• Exercise prompt: Go through the entries below and collect each line with the string "Kiana" in it.

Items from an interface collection
::::
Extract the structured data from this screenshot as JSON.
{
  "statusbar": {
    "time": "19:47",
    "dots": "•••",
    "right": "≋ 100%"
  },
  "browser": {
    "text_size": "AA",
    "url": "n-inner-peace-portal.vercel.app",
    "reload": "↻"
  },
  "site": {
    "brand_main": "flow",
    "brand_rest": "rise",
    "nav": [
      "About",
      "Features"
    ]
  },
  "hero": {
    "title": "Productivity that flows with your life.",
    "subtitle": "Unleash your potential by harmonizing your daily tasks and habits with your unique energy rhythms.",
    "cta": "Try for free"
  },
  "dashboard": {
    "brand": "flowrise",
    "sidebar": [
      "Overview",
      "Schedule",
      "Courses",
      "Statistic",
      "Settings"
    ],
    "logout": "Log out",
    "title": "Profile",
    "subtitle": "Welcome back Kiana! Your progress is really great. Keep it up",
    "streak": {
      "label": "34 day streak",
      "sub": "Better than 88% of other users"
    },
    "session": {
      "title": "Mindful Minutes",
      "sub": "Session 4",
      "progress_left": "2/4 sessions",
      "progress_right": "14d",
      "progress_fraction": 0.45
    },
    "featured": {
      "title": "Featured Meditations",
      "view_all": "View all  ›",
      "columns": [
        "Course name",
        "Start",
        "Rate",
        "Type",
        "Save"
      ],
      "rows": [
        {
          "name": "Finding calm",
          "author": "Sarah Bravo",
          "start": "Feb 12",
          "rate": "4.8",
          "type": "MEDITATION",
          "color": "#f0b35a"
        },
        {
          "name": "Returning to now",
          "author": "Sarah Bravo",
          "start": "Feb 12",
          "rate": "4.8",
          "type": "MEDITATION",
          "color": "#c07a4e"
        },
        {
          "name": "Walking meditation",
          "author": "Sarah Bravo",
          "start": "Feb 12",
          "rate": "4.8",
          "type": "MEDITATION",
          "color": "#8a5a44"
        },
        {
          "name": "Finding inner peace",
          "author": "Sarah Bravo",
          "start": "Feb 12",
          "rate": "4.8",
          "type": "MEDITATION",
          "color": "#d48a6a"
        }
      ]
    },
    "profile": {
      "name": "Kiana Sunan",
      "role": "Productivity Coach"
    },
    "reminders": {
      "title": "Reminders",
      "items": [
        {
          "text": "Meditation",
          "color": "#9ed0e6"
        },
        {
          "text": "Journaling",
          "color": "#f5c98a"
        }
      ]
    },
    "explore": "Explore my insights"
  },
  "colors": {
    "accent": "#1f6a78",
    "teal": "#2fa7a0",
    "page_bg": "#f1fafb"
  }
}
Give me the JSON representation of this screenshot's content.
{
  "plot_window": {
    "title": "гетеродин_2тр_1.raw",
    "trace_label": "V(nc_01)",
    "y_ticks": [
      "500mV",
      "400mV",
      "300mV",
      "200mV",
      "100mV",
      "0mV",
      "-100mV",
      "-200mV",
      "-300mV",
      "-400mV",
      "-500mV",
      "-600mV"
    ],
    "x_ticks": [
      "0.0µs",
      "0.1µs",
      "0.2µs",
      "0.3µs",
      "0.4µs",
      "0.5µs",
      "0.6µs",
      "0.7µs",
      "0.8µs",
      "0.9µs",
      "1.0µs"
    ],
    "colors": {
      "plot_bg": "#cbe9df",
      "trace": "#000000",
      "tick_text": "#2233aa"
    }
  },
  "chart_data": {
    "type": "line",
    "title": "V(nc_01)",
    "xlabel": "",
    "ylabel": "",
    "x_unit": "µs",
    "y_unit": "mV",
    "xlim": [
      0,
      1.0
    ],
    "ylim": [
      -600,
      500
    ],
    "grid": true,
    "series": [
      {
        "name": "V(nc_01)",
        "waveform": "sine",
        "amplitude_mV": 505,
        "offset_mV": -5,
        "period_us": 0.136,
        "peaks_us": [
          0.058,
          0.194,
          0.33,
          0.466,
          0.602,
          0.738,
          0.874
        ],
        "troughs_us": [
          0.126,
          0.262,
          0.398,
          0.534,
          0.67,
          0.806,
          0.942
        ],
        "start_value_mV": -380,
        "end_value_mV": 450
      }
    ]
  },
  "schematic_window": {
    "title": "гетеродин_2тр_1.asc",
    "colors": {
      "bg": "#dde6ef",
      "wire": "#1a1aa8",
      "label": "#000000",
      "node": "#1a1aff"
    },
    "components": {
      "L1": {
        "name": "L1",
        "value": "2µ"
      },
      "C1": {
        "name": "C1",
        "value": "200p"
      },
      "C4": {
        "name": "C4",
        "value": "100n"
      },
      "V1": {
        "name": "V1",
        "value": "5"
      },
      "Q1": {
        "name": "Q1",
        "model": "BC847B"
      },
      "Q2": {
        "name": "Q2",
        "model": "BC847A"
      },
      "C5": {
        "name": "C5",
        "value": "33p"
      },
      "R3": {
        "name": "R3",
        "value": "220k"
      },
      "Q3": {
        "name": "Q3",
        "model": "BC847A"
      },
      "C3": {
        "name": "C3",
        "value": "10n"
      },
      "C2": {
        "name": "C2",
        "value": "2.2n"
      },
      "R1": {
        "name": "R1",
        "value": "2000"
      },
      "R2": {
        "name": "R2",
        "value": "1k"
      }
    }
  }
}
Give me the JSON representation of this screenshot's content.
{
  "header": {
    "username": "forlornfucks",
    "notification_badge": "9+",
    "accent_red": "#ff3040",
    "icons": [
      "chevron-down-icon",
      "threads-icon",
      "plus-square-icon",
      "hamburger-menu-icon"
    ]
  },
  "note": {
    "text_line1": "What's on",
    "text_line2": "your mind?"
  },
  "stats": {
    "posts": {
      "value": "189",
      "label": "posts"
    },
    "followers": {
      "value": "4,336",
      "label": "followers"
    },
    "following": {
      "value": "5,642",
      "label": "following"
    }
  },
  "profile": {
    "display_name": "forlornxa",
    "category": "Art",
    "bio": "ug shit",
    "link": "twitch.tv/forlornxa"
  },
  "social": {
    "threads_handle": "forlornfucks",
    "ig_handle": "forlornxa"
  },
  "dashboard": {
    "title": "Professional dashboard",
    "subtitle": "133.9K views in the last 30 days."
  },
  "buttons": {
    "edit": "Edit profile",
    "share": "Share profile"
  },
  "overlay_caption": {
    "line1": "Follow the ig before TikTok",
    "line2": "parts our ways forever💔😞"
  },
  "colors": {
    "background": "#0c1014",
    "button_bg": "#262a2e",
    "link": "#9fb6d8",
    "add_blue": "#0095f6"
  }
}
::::
• Solution for this problem:
    "subtitle": "Welcome back Kiana! Your progress is really great. Keep it up",
      "name": "Kiana Sunan",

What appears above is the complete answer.